◆ What the task requires ◆
Within the listing below, locate all lines containing the word "this". Copy each one.

◆ Data provided ◆
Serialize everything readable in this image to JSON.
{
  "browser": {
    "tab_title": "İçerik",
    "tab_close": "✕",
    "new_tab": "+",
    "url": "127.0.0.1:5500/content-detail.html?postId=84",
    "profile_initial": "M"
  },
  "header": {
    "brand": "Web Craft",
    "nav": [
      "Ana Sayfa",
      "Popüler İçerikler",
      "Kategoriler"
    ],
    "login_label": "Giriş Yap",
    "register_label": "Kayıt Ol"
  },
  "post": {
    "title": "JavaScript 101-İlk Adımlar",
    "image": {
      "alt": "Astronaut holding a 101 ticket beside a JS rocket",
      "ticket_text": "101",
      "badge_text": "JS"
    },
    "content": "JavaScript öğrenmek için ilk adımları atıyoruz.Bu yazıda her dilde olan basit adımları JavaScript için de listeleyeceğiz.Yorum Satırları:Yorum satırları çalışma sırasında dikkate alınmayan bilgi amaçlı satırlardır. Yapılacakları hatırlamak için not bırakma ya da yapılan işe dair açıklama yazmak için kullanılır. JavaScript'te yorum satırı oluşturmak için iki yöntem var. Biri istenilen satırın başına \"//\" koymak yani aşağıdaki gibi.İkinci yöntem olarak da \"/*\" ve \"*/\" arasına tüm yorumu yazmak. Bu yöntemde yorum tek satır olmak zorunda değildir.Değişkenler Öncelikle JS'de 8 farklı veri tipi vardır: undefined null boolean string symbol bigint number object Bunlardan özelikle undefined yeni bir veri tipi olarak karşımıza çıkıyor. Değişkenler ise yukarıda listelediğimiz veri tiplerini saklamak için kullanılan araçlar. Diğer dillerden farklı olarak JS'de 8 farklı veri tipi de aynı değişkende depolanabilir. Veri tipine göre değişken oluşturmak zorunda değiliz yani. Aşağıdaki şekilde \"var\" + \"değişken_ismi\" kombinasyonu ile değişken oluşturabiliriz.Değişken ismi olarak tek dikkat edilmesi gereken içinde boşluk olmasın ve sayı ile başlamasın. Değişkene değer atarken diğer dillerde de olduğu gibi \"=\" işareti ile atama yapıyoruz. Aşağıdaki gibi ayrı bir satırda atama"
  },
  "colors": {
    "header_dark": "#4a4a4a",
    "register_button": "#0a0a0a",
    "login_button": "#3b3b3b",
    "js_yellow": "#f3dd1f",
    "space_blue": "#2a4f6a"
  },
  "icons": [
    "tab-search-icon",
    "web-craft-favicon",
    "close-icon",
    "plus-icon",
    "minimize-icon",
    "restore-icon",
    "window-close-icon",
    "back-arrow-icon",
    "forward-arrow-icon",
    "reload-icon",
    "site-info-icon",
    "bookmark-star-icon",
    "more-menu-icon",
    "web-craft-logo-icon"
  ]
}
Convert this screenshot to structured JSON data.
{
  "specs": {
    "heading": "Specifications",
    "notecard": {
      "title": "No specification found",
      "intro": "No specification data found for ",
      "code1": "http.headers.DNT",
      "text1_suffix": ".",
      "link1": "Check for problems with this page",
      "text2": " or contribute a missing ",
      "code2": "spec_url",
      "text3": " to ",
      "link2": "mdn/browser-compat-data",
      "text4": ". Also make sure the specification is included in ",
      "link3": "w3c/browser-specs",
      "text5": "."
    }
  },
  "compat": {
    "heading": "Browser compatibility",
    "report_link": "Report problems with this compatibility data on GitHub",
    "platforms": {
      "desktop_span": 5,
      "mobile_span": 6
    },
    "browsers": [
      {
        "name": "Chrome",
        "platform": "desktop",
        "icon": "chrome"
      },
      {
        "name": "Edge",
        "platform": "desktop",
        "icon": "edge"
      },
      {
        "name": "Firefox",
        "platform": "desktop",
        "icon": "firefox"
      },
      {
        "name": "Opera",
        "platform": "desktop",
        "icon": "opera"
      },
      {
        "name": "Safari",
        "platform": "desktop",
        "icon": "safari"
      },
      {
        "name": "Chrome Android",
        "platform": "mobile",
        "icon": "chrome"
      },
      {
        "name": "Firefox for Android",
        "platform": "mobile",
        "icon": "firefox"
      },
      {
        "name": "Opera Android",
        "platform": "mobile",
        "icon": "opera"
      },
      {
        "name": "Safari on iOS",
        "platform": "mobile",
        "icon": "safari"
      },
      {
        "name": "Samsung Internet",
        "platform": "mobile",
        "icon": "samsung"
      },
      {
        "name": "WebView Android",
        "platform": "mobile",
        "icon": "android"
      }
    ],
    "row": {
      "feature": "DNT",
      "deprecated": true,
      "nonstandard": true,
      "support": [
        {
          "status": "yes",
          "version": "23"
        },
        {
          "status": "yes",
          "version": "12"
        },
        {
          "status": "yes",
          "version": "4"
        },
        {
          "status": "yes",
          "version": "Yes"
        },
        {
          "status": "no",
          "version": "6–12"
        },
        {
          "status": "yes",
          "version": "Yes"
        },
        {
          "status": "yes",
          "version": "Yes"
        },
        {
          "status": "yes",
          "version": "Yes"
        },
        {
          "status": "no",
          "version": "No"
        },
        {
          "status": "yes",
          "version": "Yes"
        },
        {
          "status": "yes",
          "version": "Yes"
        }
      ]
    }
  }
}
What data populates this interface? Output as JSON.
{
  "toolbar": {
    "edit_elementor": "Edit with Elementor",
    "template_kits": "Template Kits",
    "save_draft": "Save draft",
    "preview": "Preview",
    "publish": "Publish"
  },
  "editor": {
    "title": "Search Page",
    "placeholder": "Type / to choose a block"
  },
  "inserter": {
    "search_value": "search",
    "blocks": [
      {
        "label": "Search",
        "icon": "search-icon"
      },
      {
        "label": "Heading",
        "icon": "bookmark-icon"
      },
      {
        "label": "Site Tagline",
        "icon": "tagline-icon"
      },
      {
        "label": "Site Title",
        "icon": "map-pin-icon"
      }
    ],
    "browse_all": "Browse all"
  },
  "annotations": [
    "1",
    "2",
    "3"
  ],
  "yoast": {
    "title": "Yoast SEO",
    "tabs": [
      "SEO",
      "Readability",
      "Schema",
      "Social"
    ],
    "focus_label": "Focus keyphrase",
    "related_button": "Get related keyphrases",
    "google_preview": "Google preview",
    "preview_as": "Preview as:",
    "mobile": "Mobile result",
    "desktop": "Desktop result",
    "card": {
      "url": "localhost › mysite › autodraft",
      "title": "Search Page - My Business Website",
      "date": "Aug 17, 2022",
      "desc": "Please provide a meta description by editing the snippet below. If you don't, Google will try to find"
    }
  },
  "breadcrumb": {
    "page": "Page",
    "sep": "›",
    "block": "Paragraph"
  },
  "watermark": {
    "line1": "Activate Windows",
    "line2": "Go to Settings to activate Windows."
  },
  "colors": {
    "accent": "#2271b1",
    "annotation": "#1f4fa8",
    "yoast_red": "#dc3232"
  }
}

◆ Expected output ◆
Serialize everything readable in this image to JSON.
Convert this screenshot to structured JSON data.
      "link1": "Check for problems with this page",
    "report_link": "Report problems with this compatibility data on GitHub",
What data populates this interface? Output as JSON.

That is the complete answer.